PROMPT
Please filter the entries for the word "settings" and copy every line that has it.

Dataset rows for apps and sites
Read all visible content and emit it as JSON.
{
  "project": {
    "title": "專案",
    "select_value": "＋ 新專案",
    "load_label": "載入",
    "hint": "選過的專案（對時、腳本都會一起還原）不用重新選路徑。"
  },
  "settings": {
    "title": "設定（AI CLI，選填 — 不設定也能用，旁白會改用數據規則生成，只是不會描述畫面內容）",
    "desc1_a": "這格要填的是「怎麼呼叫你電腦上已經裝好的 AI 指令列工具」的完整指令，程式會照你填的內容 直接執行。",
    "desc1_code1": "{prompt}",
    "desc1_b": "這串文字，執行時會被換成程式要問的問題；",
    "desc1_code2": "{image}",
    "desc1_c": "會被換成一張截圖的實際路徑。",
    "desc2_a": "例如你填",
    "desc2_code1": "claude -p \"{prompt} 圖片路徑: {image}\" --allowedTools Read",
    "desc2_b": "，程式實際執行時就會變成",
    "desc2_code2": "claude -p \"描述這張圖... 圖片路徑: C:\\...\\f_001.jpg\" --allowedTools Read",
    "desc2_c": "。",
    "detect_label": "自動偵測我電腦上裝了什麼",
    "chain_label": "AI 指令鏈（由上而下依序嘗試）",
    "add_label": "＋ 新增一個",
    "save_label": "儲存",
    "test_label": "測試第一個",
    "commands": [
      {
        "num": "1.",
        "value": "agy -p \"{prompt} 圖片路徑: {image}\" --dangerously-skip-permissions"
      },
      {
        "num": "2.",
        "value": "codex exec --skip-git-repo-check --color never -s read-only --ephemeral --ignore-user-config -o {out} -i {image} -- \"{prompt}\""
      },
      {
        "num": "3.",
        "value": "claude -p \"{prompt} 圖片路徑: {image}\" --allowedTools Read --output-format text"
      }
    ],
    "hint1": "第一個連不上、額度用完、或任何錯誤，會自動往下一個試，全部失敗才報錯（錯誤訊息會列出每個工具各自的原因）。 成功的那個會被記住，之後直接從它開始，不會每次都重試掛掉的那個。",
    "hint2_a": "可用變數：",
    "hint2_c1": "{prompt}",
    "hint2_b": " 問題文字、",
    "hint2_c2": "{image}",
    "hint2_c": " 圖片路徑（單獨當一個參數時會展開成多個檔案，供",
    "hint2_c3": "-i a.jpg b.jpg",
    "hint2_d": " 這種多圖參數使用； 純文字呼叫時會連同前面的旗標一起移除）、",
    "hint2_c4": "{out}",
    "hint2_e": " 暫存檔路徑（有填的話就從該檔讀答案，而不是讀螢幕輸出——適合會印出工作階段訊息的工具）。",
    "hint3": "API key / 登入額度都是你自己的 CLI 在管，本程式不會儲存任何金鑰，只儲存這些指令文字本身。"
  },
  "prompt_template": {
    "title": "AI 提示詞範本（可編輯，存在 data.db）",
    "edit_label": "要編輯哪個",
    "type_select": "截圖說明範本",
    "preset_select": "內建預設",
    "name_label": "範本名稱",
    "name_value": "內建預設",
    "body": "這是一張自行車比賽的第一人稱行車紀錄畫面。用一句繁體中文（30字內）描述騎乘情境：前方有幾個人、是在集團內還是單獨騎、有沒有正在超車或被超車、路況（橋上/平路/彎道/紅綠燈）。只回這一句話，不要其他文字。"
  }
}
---
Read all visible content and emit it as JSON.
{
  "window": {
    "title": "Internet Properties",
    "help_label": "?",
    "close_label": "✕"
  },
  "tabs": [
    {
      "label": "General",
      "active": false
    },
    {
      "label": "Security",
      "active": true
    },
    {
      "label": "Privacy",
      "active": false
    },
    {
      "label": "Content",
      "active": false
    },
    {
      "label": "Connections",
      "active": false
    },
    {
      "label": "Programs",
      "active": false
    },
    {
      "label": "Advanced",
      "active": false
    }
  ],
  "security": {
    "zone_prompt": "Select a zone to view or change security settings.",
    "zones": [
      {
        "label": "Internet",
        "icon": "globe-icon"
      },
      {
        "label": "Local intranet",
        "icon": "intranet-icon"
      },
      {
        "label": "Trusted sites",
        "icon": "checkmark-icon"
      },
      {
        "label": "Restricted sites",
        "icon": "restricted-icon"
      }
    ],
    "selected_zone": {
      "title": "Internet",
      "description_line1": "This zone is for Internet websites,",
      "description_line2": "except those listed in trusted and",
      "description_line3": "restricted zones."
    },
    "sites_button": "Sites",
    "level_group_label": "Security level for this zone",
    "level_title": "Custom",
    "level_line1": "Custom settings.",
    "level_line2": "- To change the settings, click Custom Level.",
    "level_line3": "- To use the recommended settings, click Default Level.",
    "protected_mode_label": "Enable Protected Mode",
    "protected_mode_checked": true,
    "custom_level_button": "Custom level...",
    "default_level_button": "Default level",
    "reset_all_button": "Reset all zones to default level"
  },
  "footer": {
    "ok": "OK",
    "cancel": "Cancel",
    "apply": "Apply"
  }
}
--
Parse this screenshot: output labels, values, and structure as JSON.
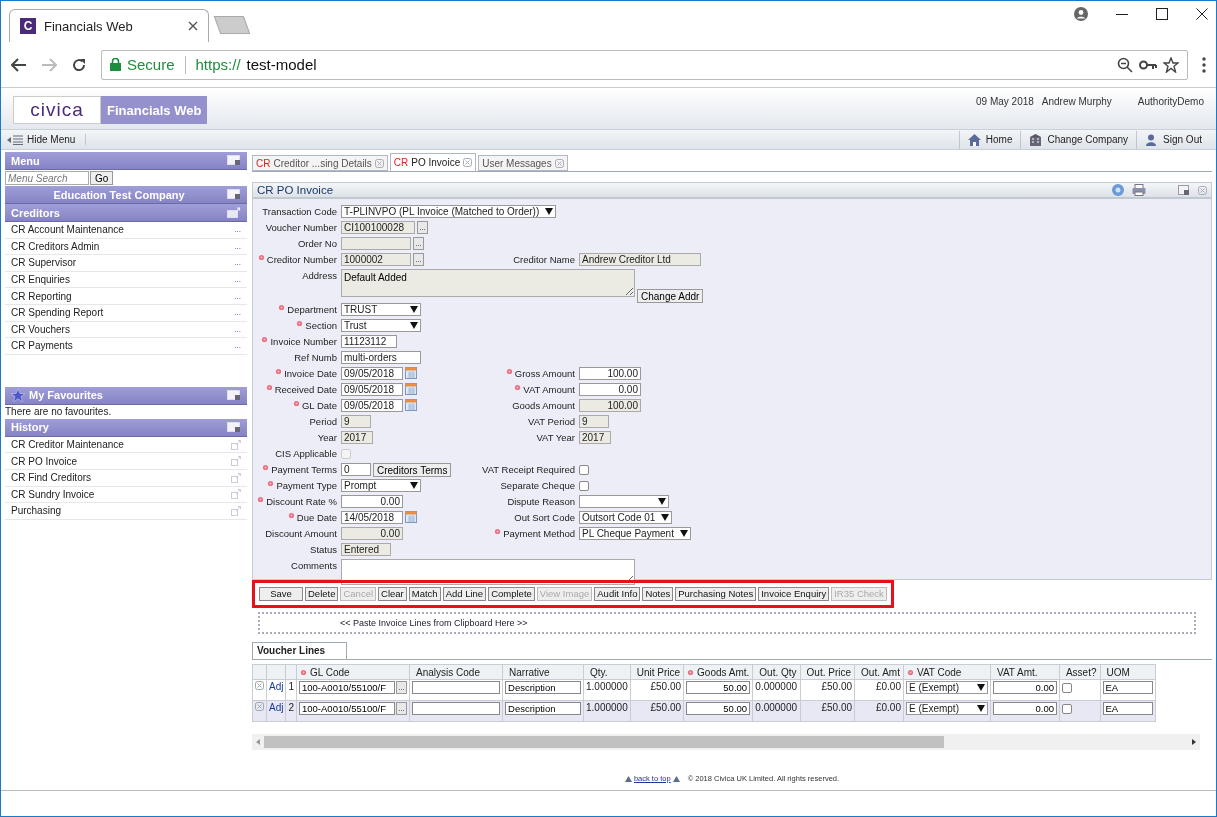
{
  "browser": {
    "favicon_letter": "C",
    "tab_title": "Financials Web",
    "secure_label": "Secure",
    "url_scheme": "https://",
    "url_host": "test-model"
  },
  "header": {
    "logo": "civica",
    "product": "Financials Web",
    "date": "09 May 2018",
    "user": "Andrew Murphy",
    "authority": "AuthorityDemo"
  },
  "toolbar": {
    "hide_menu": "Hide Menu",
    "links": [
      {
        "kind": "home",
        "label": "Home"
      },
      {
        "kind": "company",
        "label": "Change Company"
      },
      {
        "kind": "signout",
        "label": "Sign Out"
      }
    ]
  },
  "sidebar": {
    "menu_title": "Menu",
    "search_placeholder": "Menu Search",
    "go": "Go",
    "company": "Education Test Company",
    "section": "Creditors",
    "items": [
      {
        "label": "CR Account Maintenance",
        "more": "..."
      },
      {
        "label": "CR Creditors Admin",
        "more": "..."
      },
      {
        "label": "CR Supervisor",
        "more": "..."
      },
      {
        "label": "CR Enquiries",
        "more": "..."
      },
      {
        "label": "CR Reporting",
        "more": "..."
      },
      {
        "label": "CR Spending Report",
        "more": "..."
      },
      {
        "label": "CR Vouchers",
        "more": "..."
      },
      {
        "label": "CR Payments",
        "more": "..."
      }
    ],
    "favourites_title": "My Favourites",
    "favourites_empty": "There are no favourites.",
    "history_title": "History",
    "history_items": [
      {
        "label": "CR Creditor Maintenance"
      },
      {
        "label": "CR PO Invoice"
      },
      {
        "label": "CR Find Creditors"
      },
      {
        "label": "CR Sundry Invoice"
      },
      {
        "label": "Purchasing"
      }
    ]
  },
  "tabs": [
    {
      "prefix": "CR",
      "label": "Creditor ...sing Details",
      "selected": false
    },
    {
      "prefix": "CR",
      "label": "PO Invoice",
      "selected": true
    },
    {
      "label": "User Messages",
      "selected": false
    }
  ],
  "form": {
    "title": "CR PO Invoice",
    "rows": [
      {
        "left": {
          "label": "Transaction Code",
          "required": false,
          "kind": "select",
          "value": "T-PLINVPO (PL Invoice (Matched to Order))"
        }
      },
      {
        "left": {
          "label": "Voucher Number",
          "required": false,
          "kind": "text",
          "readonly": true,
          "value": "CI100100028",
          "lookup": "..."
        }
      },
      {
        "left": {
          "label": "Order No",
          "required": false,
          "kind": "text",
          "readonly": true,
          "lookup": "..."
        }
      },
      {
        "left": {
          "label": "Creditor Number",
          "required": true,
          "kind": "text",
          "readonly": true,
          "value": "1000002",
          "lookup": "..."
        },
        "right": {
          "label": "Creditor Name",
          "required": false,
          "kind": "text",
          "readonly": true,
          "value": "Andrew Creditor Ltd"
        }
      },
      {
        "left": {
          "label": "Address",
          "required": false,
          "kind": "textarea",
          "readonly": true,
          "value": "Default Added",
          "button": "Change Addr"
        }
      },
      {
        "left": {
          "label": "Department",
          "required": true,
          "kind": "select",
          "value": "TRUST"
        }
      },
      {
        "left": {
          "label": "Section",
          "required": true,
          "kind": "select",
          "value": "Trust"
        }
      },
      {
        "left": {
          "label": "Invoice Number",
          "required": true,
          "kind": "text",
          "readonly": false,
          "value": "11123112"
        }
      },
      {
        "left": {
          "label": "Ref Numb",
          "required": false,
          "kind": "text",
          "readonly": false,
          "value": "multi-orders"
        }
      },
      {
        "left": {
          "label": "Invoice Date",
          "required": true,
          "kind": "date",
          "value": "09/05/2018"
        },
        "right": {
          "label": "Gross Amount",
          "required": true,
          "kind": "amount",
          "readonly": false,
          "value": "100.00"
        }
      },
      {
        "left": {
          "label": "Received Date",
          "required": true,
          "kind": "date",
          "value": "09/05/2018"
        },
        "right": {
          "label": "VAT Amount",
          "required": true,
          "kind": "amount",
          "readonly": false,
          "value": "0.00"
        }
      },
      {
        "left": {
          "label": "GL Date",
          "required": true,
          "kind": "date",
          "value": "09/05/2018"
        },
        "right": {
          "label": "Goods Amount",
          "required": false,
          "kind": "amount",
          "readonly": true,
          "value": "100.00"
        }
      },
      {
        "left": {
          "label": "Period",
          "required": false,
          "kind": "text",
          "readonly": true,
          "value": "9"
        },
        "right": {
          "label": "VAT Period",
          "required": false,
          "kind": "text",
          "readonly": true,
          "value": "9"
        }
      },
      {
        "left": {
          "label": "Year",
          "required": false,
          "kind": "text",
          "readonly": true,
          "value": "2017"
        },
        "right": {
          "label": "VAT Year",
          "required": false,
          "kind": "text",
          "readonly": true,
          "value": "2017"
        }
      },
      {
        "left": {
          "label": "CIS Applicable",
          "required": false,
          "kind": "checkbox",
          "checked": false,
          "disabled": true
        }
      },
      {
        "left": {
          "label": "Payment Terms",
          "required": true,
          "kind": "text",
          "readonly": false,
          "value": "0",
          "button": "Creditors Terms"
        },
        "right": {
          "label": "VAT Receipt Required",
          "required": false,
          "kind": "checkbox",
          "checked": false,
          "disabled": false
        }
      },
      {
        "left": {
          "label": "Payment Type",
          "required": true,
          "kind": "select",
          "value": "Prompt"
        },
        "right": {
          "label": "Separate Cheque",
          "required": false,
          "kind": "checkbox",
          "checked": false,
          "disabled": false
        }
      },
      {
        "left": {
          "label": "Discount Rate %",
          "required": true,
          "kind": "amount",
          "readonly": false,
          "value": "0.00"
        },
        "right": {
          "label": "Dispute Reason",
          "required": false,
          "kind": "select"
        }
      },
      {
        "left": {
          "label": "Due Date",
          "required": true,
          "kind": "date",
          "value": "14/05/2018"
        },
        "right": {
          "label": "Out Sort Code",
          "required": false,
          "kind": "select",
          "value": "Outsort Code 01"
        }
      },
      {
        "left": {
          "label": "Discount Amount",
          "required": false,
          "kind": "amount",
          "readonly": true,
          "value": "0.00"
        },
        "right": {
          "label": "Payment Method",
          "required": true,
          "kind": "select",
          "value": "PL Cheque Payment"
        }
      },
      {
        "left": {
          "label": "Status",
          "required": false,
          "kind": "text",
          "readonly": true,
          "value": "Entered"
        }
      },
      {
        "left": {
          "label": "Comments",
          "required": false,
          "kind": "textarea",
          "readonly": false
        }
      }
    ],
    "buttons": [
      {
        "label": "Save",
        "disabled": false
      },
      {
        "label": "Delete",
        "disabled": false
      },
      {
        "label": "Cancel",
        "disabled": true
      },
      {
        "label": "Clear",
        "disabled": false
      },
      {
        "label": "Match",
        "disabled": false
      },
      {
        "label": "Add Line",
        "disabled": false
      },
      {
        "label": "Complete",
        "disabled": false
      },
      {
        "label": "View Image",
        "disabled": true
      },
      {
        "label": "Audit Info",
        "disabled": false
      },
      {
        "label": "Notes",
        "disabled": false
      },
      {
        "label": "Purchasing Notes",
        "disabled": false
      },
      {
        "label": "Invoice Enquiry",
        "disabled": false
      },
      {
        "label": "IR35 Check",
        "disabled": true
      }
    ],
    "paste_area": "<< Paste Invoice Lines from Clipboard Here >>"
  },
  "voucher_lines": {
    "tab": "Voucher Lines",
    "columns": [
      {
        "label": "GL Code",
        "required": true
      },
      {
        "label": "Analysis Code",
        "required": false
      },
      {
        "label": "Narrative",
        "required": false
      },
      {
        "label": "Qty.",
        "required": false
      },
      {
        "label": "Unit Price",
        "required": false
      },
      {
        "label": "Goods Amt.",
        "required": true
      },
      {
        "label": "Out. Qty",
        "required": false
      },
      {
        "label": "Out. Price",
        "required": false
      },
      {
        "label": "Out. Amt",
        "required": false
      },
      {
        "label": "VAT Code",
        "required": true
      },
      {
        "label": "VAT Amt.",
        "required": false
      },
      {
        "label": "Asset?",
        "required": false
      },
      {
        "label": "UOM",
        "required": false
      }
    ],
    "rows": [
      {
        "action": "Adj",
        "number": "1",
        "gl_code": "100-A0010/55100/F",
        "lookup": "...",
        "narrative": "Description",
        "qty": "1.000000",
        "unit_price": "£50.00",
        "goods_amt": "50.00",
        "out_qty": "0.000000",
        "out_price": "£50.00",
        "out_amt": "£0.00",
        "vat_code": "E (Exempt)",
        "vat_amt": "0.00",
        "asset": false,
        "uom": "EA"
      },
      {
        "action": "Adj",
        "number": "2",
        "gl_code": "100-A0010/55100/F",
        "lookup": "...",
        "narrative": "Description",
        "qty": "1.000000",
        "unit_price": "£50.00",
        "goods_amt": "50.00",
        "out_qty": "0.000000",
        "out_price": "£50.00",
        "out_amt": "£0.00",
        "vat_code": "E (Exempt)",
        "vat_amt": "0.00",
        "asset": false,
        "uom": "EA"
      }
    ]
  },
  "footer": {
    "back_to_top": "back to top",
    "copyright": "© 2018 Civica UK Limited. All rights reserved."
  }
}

RESPONSE TO THIS TASK
  "settings": {
    "zone_prompt": "Select a zone to view or change security settings.",
    "level_line1": "Custom settings.",
    "level_line2": "- To change the settings, click Custom Level.",
    "level_line3": "- To use the recommended settings, click Default Level.",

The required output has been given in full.